The Factors’ gallery has hosted a number of events at Chroma. They did a series of concerts this summer to benefit local artists as well as KRCB, a local public radio station, which sponsored the event.

They want to continue these benefit concerts and support local visual artists in future events. They will have a live performance of Vivaldi’s “Four Seasons,” Dec. 11. They also showcase new art on the first Friday of every month and encourage mingling and socializing among community members. The entire district is encouraged to participate in these events, and many other galleries are also open to promote the social atmosphere. 

The Factors are gearing up for the 11th annual Winter Blast on Nov. 14 and Robin encourages attendees to “Just show up. Get a freebie sofa off the sidewalk somewhere, put wheels on it, put some decorations on it and get someone to push you down the street.”  The Factors expect nearly 1,000 people to attend and enjoy live music, fire dancers, cabaret acts and delicious food. All of the galleries in the area are open and will exhibit their best work during the event, which will last from 5-9 p.m.

Another important destination in the area is The Peace and Justice Center, where people can go to feel safe in a positive space that promotes community awareness and education on social justice issues.
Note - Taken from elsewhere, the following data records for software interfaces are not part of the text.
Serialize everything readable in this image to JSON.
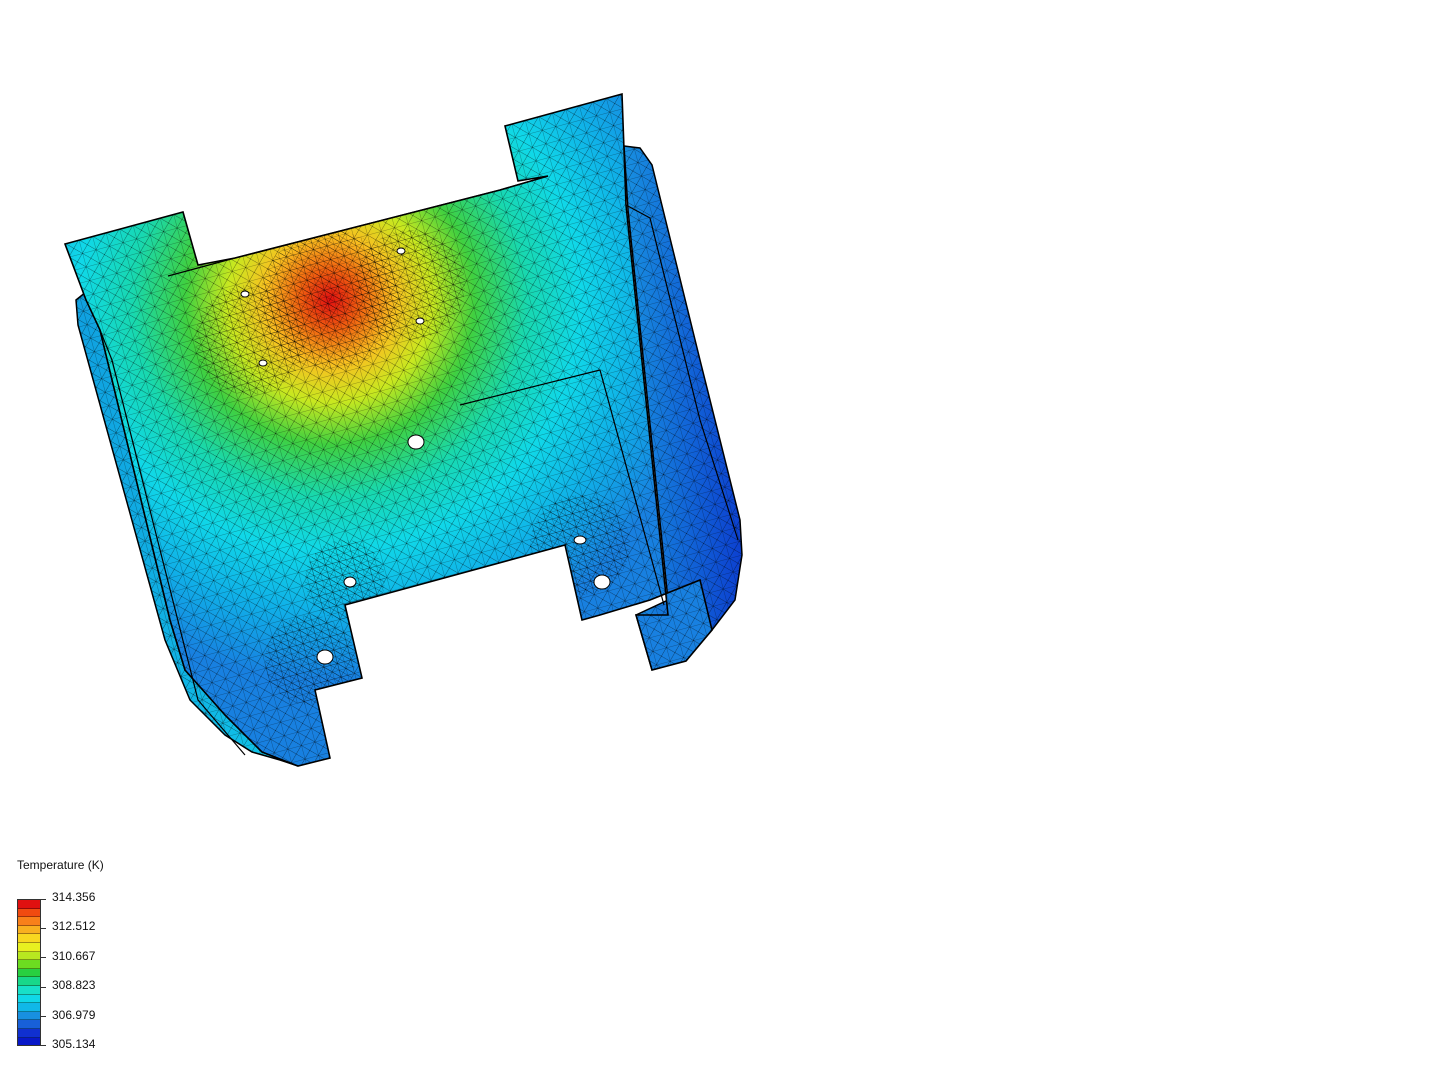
{
  "legend": {
    "title": "Temperature (K)",
    "ticks": [
      "314.356",
      "312.512",
      "310.667",
      "308.823",
      "306.979",
      "305.134"
    ],
    "band_colors": [
      "#e01010",
      "#f04a10",
      "#f8801a",
      "#f8b020",
      "#f8d820",
      "#e8f020",
      "#b8e820",
      "#6cdc20",
      "#28d040",
      "#18d88a",
      "#18e0c8",
      "#10d8e8",
      "#10b8e8",
      "#1890e0",
      "#1860d8",
      "#1030d0",
      "#0818c8"
    ]
  },
  "model": {
    "description_icon": "fea-mesh-model",
    "colors": {
      "hot": "#e01a10",
      "warm": "#f0c020",
      "mid": "#40d040",
      "cool": "#10d8e8",
      "cold": "#1050d0"
    }
  }
}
A board of 10 community members governs PaJC with coordinator Shekeyna Black running the center.

PaJC has a library of social justice pieces, civil rights works and other literature important to the mission of the center.

The organization has been around since 1983, and at its current location in the SOFA district for the last 10 years. The center’s mission is to “support and energize the Sonoma County community to create peace and social justice through active non-violence,” according to their website. PaJC sponsors educational events and publishes a bi-monthly newsletter to inform the community.

“People can come in with any kind of question…if we don’t have the answer here or we’re not the right place we can direct people toward the right direction,” Black said.